New homebuyers often choose to take out longer term mortgages such as a 30 year term mortgage on their new homes due to the security and peace of mind that a consistent monthly mortgage payment provides. However, a 30 year term can be really long time! It is especially long when thinking about things like putting kids through college, saving for retirement or all the fun surprises life likes to throw your way.  

Paying off your mortgage sooner will free up a lot of cash that can be used for other upcoming commitments. It also means you will save money in interest over the life of your loan because you are paying down your mortgage significantly faster. But can you really afford to do it?

You have a steady and reliable income, you may be a prime candidate for mortgage refinancing because you can afford the bump in expense that a shorter term loan will most likely bring.

For example, a 30 year loan of $100,000 at 4.5% would cost roughly $506 per month (principal and interest). A 15 year loan at the same rate would be approximately $765. For home owners who currently already have some extra disposable income at the end of the month the $259 increase between the two terms would be manageable. Keep in mind, a higher debt to income ratio would be required on the 15-year term because of the higher monthly payments.

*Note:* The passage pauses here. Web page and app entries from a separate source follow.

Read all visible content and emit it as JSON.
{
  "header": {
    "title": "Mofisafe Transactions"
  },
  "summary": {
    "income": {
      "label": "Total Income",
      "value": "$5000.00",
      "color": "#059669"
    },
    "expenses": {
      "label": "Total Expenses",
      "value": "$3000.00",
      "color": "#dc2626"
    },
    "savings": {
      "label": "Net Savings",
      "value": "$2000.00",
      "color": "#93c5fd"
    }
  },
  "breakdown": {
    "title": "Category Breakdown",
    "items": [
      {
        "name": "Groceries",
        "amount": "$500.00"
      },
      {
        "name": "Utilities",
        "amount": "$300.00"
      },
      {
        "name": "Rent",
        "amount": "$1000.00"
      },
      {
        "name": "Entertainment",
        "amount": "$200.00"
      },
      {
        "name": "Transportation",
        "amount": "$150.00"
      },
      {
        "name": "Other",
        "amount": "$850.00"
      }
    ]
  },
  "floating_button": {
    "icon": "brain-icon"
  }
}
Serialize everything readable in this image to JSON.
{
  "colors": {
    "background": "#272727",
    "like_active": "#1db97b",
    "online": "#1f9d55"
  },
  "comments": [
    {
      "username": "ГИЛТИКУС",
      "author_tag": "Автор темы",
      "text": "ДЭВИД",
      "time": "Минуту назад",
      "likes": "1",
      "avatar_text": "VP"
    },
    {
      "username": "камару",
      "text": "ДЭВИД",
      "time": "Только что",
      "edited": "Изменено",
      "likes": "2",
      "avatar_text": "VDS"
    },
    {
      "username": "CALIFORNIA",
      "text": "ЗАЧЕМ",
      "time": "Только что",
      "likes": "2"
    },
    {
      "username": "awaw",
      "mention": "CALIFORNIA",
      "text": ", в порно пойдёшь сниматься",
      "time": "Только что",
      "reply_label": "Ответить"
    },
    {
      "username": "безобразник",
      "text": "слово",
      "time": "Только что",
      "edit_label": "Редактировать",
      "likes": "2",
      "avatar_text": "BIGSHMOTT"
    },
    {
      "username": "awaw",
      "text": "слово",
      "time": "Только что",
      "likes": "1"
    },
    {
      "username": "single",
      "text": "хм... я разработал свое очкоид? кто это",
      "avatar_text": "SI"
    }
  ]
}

Refinancing a home for a shorter term makes sense for those homeowners who have an interest rate of 4% or higher and who have not refinanced in the past six months. It also would make sense for people who are looking to build equity in their home sooner.

Is there an option for homeowners who don’t meet the criteria to refinance? For those homeowners who are afraid of committing to a larger monthly payment or who can’t meet the new income to debt ratio that the shorter term requires, they can still get the same benefits by consistently paying extra on the principal of their mortgage. Another option might be a variety of shorter terms such as 20 years instead of 15 or 10.

There are many things to consider when refinancing a home. We are happy to take a look at your current financial picture and see what option would best work for you and your long term goals.

The post Should You Refinance to a Shorter-Term Loan? appeared first on Vellum Mortgage.